In addition to improving your thinking skills, poker also provides a range of physical benefits. It can reduce stress and anxiety, and can boost your energy levels. In fact, a recent study showed that playing poker can significantly reduce your risk of developing Alzheimer’s disease by 50%.
There are a number of things you can do to improve your poker skills, including studying and practicing the game. You can also choose a poker table that suits your style, and you can even play in friendly tournaments to give you a taste of competitiveness.
1. Learn to Bluff
The ability to bluff is an important part of poker, but new players often fail to understand how. They may be afraid to bet their weak hands because they think their opponent will call a bet. This is not always the case, and it’s important to understand that a good bluff can turn a trashy hand into a monster.

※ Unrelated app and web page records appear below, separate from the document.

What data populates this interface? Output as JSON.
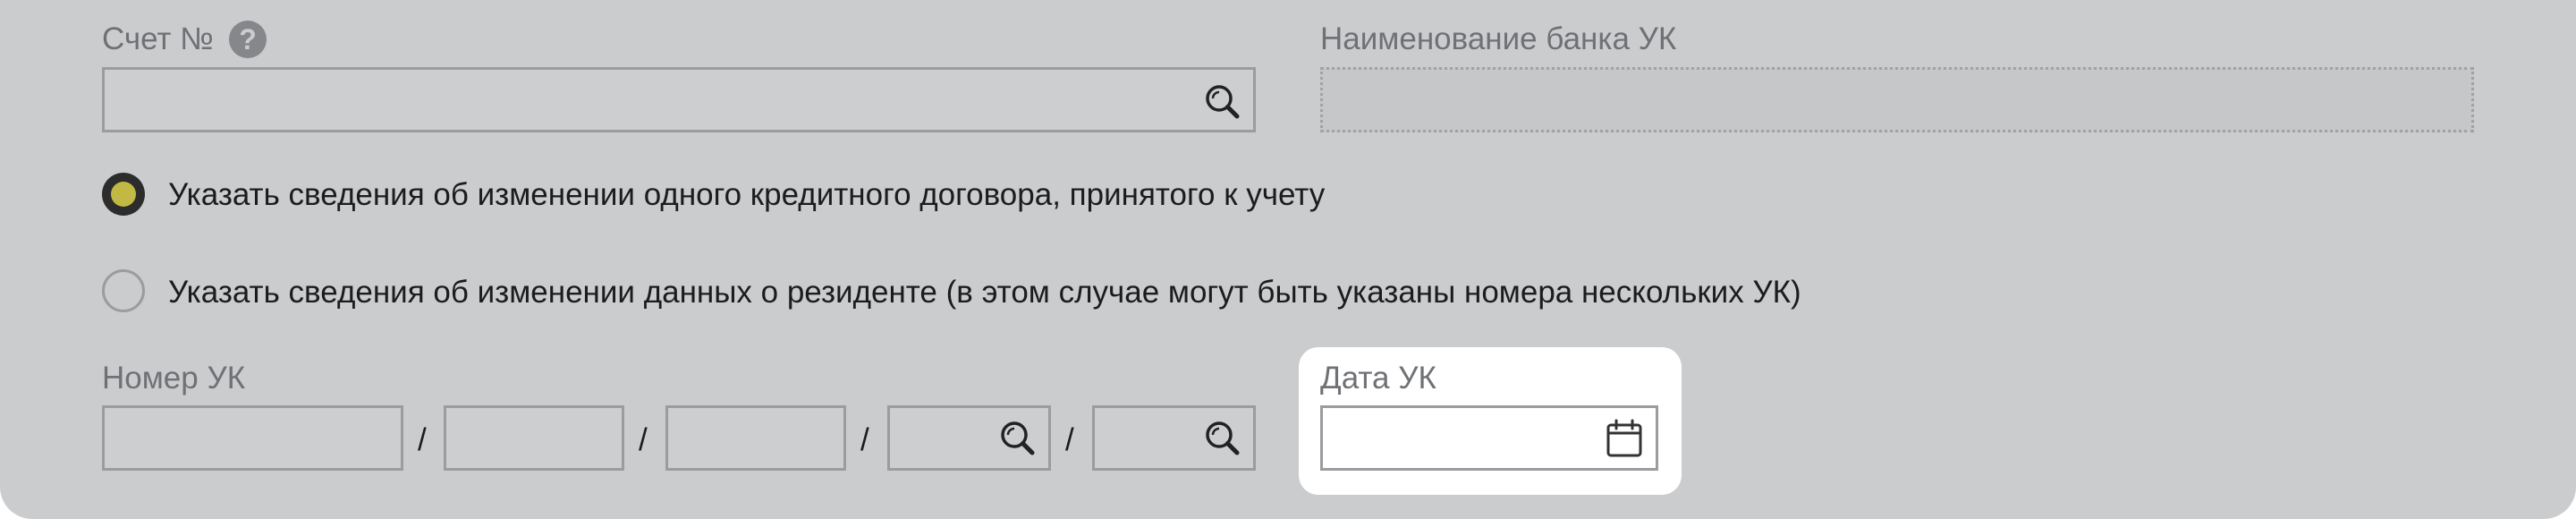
{
  "account": {
    "label": "Счет №",
    "help_icon": "question-circle-icon",
    "help_text": "?",
    "value": "",
    "search_icon": "search-icon"
  },
  "bank": {
    "label": "Наименование банка УК",
    "value": ""
  },
  "options": [
    {
      "label": "Указать сведения об изменении одного кредитного договора, принятого к учету",
      "selected": true
    },
    {
      "label": "Указать сведения об изменении данных о резиденте (в этом случае могут быть указаны номера нескольких УК)",
      "selected": false
    }
  ],
  "uk_number": {
    "label": "Номер УК",
    "separator": "/",
    "parts": [
      "",
      "",
      "",
      "",
      ""
    ]
  },
  "uk_date": {
    "label": "Дата УК",
    "value": "",
    "calendar_icon": "calendar-icon"
  },
  "colors": {
    "panel_bg": "#cbccce",
    "radio_selected_fill": "#c2b844",
    "label_gray": "#6f7175"
  }
}
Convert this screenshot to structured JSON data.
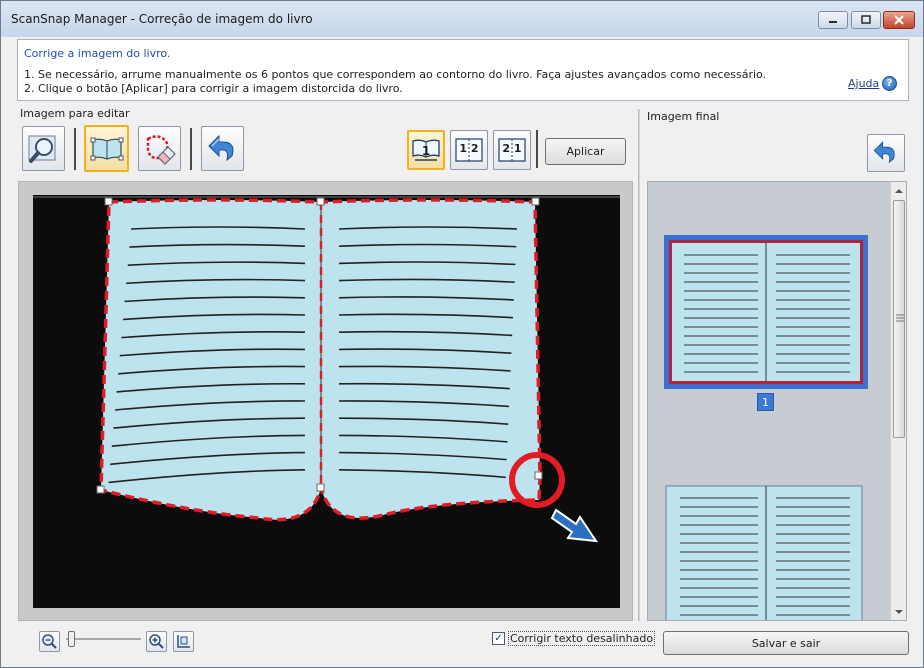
{
  "window": {
    "title": "ScanSnap Manager - Correção de imagem do livro"
  },
  "instructions": {
    "heading": "Corrige a imagem do livro.",
    "line1": "1. Se necessário, arrume manualmente os 6 pontos que correspondem ao contorno do livro. Faça ajustes avançados como necessário.",
    "line2": "2. Clique o botão [Aplicar] para corrigir a imagem distorcida do livro.",
    "help_label": "Ajuda"
  },
  "edit_panel": {
    "label": "Imagem para editar",
    "apply_label": "Aplicar",
    "page_mode_buttons": [
      {
        "label": "1",
        "active": true
      },
      {
        "label": "1 2",
        "active": false
      },
      {
        "label": "2 1",
        "active": false
      }
    ],
    "tools": [
      {
        "icon": "magnifier-icon",
        "active": false
      },
      {
        "icon": "book-points-icon",
        "active": true
      },
      {
        "icon": "eraser-icon",
        "active": false
      },
      {
        "icon": "undo-icon",
        "active": false
      }
    ]
  },
  "final_panel": {
    "label": "Imagem final",
    "page_number": "1"
  },
  "footer": {
    "deskew_label": "Corrigir texto desalinhado",
    "deskew_checked": true,
    "save_label": "Salvar e sair"
  },
  "colors": {
    "page_fill": "#bde3ee",
    "contour": "#e21c24",
    "selected_border": "#f2b01c",
    "page_badge": "#3a78d6"
  }
}
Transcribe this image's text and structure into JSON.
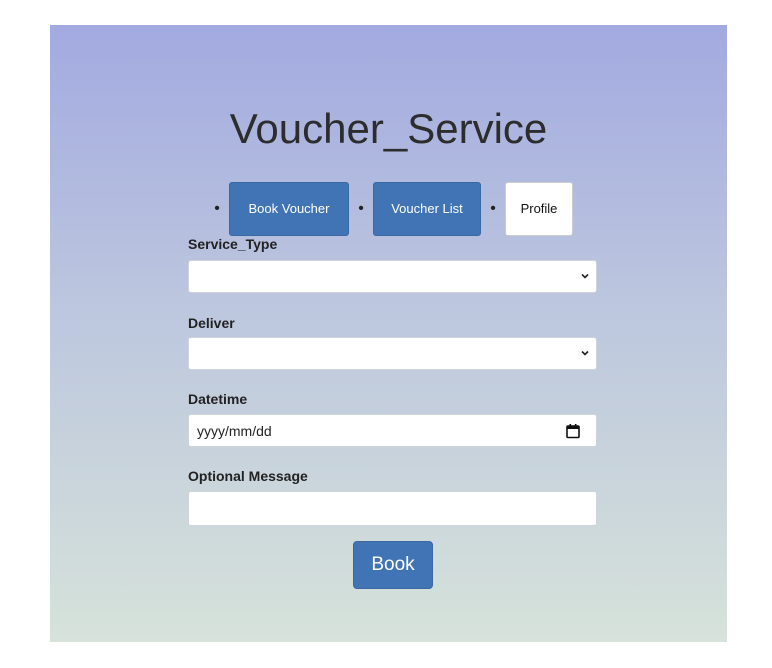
{
  "page": {
    "title": "Voucher_Service"
  },
  "nav": {
    "items": [
      {
        "label": "Book Voucher",
        "style": "primary"
      },
      {
        "label": "Voucher List",
        "style": "primary"
      },
      {
        "label": "Profile",
        "style": "plain"
      }
    ],
    "bullet": "•"
  },
  "form": {
    "service_type": {
      "label": "Service_Type",
      "value": ""
    },
    "deliver": {
      "label": "Deliver",
      "value": ""
    },
    "datetime": {
      "label": "Datetime",
      "placeholder": "yyyy/mm/dd"
    },
    "optional_message": {
      "label": "Optional Message",
      "value": ""
    },
    "submit_label": "Book"
  },
  "colors": {
    "primary_button": "#4074b4",
    "gradient_top": "#a2aae0",
    "gradient_bottom": "#d6e2da"
  },
  "icons": {
    "select": "chevron-down-icon",
    "date": "calendar-icon"
  }
}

2. Don’t Get Too Attached to Good Hands
You don’t want to be stuck with a bad hand for long, but it’s also not smart to avoid playing strong value hands when you have them. This can be a huge mistake, and it will hurt your chances of winning large pots at the table.
3. Be Patient
If you’re a beginner, it can be tempting to try to win big in one single round of betting. You can also be tempted to bet a lot when you have a strong hand because it’s more exciting, but this is the wrong strategy.
4. Don’t Play Trashy Hands
A lot of beginners feel timid about playing trashy hands, and they don’t want to give their opponents a reason to fold. But it’s very easy to transform a trashy hand into a strong hand if you have the right cards on the board.